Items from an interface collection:
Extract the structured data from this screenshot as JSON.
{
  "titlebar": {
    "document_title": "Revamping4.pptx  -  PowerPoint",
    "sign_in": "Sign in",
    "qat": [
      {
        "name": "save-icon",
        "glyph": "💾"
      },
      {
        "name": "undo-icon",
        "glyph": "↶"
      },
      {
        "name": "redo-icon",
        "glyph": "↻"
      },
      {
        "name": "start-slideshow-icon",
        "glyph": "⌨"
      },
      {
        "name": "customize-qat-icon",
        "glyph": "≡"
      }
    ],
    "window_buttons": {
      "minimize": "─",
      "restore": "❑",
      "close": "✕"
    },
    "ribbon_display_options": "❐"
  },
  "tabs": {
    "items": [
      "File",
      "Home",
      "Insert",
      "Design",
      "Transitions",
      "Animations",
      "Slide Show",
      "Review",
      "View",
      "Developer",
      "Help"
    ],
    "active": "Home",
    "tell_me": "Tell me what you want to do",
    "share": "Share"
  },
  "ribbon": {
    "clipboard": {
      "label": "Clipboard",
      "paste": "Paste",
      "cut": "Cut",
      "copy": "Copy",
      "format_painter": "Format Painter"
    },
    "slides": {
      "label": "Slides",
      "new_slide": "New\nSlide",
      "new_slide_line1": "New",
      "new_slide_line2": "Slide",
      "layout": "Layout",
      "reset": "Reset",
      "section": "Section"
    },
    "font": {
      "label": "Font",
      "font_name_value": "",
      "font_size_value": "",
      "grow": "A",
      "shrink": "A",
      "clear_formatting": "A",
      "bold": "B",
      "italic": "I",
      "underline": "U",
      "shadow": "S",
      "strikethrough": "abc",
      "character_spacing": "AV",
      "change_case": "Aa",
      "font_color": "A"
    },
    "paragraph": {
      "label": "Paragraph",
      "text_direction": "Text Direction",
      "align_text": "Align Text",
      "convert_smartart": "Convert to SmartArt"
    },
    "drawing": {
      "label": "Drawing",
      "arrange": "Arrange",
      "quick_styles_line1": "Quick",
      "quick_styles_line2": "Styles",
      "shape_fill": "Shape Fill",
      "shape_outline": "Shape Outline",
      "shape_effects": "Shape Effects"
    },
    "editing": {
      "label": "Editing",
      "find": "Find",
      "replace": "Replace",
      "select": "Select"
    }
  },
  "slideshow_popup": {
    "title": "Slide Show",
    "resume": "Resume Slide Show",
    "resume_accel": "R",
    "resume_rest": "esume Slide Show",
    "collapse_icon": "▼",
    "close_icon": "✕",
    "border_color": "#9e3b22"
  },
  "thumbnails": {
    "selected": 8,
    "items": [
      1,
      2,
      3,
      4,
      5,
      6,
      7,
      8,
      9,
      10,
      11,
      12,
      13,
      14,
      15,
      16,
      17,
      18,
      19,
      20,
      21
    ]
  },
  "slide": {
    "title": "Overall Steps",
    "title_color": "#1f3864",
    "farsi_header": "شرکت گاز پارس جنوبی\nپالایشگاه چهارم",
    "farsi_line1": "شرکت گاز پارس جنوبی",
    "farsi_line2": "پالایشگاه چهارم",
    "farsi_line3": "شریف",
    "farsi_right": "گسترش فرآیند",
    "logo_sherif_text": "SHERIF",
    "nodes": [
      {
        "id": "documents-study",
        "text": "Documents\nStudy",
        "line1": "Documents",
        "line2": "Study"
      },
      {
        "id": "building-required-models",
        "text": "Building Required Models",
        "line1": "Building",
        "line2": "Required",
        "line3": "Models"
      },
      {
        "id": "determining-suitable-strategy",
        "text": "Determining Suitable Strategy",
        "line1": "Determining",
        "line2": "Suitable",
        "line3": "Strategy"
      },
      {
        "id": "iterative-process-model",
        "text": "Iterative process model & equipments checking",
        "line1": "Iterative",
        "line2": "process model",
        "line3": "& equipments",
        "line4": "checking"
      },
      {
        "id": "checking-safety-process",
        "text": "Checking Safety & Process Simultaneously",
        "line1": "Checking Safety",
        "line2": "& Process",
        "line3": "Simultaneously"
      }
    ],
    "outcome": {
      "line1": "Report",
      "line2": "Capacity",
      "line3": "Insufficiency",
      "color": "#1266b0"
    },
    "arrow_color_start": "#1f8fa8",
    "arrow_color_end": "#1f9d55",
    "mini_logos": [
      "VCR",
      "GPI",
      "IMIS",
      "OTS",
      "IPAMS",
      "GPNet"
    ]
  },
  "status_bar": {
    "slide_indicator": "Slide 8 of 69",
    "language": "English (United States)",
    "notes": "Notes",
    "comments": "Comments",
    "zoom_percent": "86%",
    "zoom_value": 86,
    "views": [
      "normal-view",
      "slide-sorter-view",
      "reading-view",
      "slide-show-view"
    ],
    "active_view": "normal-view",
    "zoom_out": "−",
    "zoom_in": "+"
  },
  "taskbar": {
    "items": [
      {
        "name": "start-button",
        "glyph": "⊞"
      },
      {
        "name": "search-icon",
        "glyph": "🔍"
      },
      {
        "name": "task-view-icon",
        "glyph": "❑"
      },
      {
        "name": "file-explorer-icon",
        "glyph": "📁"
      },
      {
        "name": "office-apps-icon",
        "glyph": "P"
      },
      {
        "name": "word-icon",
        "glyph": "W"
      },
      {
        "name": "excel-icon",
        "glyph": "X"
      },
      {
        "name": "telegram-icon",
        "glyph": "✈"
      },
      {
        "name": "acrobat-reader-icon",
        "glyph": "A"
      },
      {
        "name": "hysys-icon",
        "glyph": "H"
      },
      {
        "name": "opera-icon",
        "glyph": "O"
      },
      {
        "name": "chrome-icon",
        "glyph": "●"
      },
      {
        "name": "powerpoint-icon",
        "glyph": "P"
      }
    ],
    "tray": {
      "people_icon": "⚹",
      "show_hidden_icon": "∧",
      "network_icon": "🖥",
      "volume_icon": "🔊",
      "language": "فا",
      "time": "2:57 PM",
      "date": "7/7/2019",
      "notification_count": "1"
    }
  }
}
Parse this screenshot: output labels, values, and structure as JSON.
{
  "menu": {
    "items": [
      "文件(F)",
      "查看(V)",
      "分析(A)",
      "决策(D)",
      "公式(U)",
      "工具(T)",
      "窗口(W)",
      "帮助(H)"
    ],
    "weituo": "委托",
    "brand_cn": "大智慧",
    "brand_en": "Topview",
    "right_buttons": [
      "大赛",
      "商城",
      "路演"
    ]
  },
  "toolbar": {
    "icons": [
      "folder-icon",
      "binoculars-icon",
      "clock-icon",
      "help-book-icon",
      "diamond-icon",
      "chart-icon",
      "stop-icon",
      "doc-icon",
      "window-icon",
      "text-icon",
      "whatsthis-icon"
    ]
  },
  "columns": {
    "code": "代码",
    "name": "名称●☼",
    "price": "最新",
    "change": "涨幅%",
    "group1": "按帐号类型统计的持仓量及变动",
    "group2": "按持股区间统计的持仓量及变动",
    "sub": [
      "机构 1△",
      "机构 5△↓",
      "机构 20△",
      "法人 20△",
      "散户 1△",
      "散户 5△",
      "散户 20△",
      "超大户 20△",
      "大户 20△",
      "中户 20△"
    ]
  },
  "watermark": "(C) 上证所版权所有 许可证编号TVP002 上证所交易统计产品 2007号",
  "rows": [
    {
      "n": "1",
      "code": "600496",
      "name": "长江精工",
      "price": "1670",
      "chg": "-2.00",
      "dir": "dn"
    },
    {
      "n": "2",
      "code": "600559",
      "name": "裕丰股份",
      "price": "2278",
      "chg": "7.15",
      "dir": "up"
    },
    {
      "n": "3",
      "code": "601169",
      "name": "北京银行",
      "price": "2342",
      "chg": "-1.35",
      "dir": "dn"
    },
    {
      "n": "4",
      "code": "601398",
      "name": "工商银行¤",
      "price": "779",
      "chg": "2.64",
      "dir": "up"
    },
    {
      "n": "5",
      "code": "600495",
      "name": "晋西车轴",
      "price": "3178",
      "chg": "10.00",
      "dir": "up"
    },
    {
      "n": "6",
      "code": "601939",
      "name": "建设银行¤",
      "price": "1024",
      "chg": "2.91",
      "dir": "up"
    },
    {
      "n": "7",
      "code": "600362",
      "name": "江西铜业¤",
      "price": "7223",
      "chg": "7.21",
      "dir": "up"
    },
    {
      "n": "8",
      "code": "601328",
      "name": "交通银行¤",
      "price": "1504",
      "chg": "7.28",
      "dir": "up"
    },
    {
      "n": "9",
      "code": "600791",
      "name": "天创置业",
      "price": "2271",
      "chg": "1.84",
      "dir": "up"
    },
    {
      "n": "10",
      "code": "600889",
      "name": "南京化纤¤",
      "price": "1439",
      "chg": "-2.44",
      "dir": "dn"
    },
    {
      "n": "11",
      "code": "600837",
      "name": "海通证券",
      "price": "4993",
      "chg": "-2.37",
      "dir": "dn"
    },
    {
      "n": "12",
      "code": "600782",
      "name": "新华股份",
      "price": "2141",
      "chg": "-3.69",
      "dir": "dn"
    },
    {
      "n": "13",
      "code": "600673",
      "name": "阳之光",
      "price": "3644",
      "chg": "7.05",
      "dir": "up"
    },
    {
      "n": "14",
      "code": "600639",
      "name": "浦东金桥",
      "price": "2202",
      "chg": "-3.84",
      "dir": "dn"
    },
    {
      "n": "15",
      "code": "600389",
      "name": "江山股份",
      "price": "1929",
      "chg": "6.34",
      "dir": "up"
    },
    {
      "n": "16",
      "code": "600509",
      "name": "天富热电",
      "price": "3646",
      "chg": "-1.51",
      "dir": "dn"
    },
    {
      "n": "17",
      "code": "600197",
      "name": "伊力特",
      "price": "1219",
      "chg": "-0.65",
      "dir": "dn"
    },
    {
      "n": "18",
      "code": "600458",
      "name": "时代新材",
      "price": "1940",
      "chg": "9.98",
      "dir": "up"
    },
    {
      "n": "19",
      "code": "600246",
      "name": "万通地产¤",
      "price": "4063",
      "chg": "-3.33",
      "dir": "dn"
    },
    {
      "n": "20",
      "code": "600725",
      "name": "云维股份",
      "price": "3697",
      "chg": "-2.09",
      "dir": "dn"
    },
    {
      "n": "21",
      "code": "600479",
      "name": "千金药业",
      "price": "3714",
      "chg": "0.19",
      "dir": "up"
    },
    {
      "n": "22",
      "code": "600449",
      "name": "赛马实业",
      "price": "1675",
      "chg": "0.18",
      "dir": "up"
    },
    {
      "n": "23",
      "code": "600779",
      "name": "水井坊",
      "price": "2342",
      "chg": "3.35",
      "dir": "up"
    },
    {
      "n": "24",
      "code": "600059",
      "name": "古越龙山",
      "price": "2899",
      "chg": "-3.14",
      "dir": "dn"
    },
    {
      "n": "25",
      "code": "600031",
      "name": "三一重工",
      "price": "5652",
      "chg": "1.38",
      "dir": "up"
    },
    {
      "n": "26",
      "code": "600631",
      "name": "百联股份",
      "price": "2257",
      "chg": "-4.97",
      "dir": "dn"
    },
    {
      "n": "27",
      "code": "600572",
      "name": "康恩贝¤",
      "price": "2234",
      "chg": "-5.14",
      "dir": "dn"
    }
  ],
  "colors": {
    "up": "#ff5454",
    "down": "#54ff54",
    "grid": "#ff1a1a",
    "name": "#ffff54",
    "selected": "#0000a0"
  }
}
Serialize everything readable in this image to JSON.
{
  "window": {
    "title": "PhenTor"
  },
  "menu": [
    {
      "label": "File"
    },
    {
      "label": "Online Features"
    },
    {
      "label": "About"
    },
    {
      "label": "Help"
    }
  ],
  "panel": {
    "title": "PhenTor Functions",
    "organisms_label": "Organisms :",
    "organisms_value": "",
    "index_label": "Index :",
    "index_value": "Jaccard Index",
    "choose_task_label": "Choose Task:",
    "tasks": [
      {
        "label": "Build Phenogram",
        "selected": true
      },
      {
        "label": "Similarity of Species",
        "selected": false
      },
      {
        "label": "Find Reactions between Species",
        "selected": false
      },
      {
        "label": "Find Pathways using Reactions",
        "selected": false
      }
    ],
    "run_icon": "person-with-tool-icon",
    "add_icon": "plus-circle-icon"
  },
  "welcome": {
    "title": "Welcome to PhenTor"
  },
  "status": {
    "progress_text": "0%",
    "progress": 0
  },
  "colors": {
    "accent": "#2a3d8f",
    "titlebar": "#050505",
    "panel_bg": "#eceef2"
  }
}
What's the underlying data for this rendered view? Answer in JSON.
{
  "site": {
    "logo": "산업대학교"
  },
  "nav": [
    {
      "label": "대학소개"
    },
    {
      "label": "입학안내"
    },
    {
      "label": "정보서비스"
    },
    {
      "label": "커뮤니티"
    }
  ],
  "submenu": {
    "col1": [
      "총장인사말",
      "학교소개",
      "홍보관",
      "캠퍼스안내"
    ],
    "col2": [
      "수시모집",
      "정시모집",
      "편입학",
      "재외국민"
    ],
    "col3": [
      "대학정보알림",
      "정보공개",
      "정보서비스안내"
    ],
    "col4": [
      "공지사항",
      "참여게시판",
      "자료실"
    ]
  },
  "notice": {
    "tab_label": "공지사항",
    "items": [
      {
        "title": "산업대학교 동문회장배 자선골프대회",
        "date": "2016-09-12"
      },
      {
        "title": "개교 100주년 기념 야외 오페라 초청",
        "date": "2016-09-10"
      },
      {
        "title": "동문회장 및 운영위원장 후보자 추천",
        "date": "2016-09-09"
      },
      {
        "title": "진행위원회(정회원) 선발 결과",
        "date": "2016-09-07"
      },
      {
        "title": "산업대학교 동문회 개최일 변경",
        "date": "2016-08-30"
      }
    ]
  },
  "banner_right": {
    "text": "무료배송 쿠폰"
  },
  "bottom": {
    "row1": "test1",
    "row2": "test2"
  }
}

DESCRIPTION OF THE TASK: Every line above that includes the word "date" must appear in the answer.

EXPECTED ANSWER:
      "date": "7/7/2019",
        "date": "2016-09-12"
        "date": "2016-09-10"
        "date": "2016-09-09"
        "date": "2016-09-07"
        "date": "2016-08-30"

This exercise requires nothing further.